The thesis further undertakes an examination of the selected judgments and decisions, and systematises the patterns of the use of article 31(3)(c). The empirical research demonstrates that the European Court of Human Rights does not cite this provision coherently, in addition to misinterpreting and misapplying it in several cases. More specifically, article 31(3)(c) is sometimes used to conceal the lack of proper justification when the Court takes into account various external instruments in the process of interpretation. It is also used for the application of the Convention for the Protection of Human Rights and Fundamental Freedoms and the Protocols thereto; and, on one occasion, as mere words. In this connection, it is suggested that the European Court of Human Rights must adhere to the language and content of article 31(3)(c) as well as use this provision exclusively for the interpretation of the Convention for the Protection of Human Rights and Fundamental Freedoms and the Protocols thereto.},
  author       = {Masol, Sergii},
  language     = {eng},
  note         = {Student Paper},

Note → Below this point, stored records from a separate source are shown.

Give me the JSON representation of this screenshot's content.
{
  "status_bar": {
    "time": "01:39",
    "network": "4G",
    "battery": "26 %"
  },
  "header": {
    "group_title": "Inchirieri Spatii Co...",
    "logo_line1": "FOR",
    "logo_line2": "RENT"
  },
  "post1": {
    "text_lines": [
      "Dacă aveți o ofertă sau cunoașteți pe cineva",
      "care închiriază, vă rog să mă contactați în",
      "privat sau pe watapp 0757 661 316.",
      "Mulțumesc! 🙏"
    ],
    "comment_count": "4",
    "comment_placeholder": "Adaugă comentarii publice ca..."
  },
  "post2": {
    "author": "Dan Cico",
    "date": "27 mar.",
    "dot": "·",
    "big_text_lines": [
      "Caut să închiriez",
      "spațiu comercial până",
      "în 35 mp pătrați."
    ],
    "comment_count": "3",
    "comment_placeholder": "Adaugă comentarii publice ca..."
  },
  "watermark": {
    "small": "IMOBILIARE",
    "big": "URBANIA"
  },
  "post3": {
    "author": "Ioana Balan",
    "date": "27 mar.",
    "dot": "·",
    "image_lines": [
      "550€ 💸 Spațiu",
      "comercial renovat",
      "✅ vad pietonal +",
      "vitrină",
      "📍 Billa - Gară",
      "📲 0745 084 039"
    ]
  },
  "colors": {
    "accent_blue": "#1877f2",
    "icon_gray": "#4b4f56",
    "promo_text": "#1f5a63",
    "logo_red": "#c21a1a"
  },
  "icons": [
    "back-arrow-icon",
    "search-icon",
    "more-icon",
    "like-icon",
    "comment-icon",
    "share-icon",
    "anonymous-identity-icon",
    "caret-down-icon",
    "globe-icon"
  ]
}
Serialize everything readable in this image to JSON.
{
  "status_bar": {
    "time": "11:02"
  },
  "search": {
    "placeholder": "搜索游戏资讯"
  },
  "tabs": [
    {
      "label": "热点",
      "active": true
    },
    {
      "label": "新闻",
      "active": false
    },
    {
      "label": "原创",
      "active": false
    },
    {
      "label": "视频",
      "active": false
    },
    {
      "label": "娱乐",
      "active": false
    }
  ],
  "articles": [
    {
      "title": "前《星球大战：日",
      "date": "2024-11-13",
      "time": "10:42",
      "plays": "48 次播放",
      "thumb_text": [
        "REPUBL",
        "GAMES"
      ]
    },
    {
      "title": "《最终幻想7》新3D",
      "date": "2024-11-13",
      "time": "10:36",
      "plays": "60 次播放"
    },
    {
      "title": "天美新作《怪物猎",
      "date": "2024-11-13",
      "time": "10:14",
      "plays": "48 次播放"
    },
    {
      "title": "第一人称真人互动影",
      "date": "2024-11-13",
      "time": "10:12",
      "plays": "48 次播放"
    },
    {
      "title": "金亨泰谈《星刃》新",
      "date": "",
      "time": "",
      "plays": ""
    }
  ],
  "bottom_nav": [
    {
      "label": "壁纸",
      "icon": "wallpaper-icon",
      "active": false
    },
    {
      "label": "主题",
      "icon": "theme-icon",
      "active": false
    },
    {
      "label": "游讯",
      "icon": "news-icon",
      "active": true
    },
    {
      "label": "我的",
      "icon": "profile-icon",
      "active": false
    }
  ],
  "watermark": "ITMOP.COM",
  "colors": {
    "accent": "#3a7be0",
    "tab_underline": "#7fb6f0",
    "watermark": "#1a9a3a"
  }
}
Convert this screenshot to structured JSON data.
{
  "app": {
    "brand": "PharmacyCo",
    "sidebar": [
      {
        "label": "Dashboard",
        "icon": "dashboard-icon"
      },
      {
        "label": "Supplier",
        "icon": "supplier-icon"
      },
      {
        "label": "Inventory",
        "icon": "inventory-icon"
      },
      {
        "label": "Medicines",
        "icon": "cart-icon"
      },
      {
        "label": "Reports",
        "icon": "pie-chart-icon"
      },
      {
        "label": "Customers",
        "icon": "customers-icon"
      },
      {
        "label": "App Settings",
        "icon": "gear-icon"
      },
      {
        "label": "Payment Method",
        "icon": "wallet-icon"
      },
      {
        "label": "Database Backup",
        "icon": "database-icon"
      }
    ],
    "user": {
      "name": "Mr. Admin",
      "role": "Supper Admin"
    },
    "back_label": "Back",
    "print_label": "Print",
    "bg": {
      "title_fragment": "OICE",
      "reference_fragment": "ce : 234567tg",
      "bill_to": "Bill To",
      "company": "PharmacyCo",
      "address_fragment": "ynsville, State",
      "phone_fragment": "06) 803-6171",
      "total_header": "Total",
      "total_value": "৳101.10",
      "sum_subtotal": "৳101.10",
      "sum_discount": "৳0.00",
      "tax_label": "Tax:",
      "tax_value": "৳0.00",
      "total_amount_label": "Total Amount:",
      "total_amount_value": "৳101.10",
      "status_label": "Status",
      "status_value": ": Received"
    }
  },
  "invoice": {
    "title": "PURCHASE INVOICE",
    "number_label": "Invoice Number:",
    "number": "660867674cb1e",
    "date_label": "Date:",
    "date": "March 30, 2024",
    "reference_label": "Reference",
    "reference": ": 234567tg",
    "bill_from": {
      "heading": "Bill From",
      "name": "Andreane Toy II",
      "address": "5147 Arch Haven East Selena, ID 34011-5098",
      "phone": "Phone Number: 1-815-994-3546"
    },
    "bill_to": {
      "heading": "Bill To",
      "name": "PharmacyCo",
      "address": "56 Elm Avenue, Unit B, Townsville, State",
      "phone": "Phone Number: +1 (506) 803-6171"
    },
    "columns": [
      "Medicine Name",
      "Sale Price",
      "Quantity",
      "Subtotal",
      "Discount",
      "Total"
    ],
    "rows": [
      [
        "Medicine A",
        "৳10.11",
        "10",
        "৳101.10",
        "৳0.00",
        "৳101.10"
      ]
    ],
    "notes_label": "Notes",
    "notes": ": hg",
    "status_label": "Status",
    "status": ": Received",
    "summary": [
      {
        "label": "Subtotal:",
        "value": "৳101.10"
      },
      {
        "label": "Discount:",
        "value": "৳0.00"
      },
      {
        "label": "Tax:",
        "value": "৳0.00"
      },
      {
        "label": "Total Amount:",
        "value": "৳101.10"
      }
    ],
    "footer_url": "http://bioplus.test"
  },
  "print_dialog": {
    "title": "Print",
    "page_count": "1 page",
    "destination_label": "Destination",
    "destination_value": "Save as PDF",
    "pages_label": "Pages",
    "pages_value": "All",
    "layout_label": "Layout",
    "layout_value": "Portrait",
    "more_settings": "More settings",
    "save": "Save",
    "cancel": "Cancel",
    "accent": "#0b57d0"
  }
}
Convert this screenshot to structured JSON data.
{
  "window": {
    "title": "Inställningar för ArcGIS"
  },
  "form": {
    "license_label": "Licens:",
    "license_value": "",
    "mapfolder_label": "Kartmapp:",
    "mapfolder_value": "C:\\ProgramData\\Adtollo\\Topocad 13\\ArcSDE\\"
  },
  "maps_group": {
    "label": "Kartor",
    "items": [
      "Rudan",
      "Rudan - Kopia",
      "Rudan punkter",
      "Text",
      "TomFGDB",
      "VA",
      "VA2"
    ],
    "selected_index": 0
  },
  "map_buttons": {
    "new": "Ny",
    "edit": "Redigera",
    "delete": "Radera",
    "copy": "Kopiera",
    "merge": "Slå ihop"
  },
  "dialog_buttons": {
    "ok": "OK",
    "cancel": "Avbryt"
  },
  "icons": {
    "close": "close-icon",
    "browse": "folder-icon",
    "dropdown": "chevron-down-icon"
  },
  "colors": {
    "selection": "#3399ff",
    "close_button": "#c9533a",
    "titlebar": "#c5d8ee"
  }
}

  title        = {Article 31(3)(c) of the Vienna Convention on the Law of Treaties in the Case Law of the European Court of Human Rights},
  year         = {2013},
}